YOUR INSTRUCTIONS ▸
The lines to copy from the listing below are those that contain the string "TIRA".
========================================
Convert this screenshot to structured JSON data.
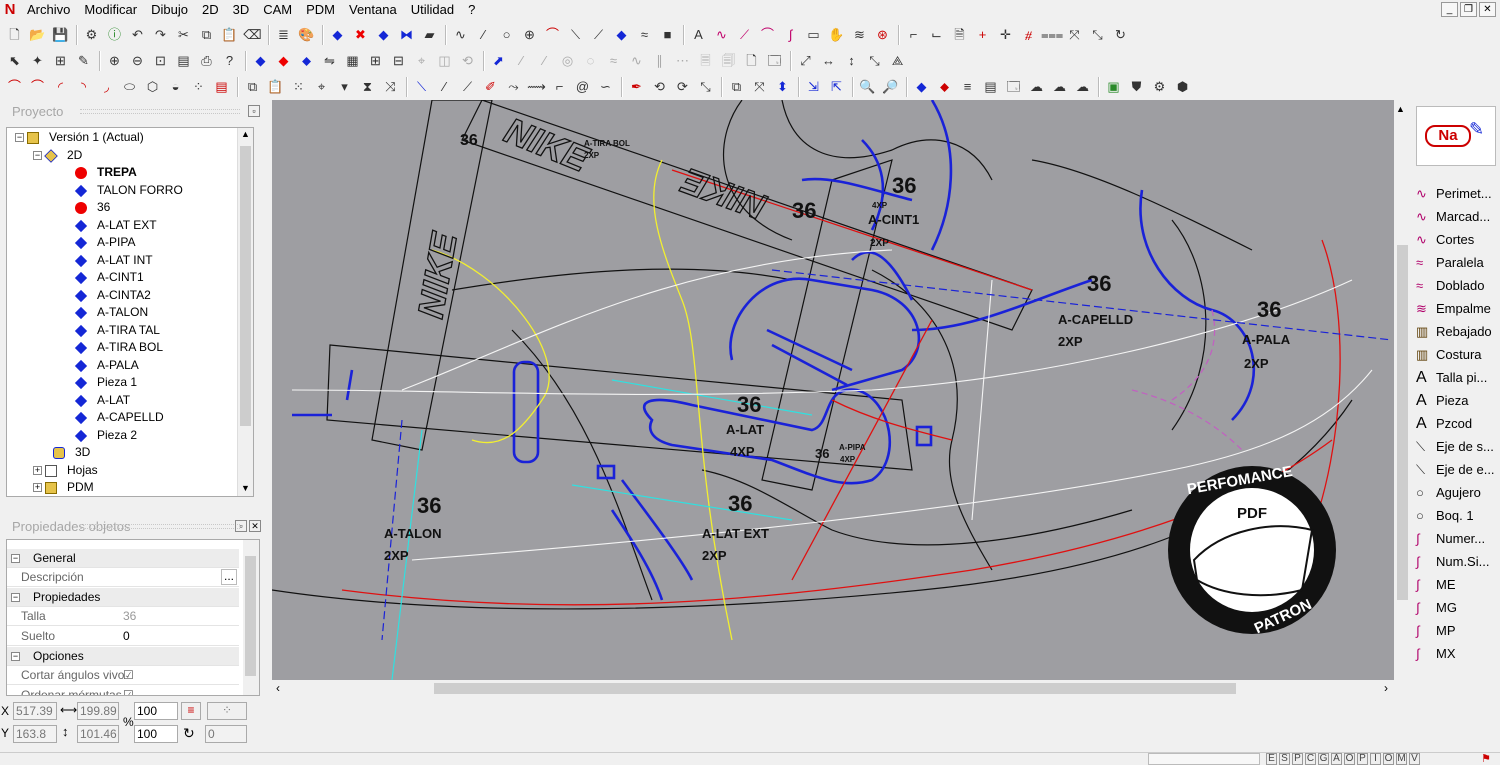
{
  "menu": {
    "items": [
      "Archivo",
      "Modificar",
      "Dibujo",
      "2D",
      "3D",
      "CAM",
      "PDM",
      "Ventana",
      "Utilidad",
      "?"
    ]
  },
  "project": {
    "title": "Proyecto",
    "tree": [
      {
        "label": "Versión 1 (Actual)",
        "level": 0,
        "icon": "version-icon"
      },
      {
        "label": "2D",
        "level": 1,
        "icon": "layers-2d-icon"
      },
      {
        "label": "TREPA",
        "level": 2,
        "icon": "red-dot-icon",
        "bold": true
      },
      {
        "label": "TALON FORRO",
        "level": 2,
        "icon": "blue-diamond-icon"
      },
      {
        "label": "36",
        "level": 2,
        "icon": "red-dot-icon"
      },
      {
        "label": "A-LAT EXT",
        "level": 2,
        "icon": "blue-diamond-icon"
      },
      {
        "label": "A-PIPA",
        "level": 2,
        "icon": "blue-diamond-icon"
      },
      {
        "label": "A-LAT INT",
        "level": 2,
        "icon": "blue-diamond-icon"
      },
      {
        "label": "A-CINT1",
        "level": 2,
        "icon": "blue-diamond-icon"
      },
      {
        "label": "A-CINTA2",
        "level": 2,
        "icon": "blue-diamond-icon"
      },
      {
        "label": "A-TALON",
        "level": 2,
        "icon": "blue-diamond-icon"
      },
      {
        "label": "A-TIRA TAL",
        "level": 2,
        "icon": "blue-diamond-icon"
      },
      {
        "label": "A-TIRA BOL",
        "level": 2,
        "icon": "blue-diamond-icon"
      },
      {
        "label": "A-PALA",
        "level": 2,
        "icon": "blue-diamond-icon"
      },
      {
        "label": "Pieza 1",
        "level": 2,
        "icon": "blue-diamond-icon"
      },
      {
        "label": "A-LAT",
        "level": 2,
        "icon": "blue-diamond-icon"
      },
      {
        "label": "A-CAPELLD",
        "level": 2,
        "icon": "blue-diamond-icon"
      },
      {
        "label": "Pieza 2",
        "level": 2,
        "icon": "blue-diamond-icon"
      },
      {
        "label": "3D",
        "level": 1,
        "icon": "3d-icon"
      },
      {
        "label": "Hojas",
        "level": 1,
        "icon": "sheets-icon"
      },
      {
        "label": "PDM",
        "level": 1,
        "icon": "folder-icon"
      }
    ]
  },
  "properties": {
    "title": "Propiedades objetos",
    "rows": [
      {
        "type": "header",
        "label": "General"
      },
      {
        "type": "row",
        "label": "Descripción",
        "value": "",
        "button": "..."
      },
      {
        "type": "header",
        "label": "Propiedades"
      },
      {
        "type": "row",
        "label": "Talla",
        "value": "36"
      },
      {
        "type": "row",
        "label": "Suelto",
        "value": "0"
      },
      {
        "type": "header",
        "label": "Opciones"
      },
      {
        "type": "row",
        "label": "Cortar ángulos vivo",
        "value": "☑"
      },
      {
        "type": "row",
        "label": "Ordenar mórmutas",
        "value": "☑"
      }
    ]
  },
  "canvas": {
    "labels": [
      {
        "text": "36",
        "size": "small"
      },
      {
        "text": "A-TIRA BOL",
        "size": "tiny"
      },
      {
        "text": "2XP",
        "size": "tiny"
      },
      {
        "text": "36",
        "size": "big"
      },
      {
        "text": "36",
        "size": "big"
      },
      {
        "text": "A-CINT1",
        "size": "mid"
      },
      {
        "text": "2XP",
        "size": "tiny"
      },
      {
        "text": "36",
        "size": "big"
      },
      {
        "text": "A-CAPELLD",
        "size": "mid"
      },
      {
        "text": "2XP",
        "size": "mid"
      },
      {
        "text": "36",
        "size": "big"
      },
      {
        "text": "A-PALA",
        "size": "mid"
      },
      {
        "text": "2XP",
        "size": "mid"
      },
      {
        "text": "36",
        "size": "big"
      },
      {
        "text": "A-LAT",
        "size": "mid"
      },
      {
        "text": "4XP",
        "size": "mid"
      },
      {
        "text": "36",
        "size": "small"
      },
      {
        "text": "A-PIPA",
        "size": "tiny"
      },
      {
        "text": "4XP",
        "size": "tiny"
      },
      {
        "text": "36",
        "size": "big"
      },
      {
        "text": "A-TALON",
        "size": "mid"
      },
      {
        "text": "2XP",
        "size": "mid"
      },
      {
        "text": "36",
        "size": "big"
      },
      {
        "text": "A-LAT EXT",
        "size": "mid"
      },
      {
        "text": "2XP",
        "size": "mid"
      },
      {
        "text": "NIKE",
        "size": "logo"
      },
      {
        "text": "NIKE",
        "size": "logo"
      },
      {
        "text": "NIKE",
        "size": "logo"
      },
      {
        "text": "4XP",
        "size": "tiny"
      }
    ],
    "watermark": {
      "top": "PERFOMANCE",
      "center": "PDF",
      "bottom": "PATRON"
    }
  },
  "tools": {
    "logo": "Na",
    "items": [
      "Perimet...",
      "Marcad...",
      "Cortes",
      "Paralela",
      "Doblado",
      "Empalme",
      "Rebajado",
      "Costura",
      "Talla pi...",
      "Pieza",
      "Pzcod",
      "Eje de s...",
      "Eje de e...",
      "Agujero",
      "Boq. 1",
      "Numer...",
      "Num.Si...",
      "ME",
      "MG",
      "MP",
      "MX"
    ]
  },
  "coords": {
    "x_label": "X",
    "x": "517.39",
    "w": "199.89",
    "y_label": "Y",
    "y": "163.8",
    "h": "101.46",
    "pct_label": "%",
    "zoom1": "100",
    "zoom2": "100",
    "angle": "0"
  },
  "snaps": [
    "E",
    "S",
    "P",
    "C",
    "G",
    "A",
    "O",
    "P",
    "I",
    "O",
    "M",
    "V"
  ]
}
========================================
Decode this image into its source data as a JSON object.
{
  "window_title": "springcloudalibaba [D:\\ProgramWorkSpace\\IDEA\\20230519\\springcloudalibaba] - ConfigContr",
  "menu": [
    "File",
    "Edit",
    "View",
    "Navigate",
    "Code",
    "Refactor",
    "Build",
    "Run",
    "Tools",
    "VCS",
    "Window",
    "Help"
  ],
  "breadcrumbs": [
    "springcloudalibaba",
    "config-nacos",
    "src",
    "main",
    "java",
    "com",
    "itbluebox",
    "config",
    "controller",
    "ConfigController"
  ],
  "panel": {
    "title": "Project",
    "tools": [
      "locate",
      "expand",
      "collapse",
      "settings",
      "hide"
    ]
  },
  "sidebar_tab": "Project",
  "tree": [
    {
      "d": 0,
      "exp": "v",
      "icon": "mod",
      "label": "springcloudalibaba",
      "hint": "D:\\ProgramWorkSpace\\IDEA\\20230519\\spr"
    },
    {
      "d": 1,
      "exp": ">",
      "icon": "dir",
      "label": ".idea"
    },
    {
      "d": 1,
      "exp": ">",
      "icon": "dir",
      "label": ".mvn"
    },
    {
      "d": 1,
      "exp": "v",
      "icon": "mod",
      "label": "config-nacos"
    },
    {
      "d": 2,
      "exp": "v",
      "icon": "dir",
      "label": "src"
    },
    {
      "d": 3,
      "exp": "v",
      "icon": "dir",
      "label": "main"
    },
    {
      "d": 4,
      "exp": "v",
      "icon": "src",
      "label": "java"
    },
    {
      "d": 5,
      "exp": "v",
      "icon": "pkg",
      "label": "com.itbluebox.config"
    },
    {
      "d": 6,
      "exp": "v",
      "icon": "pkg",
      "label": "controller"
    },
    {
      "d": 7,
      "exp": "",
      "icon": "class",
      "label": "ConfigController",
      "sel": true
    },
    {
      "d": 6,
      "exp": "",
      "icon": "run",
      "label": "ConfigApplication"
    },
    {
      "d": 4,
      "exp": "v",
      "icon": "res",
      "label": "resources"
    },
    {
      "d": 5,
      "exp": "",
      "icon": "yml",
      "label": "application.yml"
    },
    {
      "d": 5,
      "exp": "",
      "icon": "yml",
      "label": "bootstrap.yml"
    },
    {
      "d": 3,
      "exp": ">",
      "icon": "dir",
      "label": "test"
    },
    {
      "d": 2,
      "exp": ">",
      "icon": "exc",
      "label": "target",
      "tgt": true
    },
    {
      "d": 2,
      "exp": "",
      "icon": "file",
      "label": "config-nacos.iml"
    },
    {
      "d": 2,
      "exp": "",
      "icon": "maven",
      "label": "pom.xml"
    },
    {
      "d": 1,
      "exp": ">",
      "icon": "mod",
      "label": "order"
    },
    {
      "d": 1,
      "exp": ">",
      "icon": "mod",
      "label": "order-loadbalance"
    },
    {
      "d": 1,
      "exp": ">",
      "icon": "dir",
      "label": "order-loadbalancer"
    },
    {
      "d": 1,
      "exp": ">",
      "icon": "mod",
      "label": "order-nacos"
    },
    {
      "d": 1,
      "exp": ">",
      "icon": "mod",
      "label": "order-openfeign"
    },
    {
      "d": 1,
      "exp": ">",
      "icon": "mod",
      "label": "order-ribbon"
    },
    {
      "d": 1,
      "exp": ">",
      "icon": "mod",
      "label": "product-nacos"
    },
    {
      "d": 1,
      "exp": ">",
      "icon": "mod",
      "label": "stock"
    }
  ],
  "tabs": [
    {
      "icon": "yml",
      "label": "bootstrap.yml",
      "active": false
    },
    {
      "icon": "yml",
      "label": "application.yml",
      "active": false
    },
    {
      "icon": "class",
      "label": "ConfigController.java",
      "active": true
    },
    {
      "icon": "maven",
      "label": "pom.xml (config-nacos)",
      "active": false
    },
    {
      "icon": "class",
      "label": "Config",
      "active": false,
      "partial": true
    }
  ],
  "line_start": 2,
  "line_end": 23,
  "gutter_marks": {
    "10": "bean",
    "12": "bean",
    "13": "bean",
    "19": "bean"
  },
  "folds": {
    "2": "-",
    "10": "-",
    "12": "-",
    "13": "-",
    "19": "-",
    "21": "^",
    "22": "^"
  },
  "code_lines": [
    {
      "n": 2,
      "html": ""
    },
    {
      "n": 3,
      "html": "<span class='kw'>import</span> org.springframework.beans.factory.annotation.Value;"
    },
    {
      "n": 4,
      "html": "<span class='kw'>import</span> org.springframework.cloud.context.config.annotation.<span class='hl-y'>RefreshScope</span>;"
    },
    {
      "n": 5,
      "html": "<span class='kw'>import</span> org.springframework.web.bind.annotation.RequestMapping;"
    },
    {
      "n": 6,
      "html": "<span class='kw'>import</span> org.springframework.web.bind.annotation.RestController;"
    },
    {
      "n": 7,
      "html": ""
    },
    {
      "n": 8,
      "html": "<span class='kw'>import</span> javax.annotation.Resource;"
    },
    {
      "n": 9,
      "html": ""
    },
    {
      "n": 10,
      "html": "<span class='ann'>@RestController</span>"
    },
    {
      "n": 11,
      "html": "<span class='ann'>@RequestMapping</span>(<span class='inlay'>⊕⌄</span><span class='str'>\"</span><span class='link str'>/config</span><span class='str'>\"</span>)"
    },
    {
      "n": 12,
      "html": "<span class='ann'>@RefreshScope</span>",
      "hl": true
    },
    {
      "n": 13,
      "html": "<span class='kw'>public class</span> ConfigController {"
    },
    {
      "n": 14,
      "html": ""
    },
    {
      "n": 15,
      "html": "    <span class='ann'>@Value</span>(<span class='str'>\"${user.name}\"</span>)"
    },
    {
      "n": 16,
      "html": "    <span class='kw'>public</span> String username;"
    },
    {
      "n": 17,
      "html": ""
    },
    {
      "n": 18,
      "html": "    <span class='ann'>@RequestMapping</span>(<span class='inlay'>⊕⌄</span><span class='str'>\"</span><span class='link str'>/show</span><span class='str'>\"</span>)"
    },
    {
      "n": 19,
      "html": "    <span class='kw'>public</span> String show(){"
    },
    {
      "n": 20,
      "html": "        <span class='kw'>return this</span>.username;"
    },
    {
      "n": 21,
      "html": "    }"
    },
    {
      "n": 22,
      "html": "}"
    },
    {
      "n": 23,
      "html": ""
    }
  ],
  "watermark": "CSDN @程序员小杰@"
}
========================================
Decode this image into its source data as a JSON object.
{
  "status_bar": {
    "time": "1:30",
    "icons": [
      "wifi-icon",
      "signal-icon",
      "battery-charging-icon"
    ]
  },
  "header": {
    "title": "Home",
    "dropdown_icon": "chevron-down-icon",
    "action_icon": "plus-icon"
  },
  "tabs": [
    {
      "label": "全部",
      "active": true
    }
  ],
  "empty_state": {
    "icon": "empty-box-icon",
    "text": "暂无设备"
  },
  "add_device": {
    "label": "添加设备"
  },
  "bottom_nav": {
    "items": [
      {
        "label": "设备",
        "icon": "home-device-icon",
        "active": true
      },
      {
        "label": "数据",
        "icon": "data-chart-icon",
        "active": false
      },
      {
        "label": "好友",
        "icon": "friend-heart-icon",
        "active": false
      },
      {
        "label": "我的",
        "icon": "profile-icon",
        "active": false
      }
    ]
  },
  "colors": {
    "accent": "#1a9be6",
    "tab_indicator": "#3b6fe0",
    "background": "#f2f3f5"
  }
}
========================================
RESPONSE AREA ▸
        "label": "A-TIRA TAL",
        "label": "A-TIRA BOL",
        "text": "A-TIRA BOL",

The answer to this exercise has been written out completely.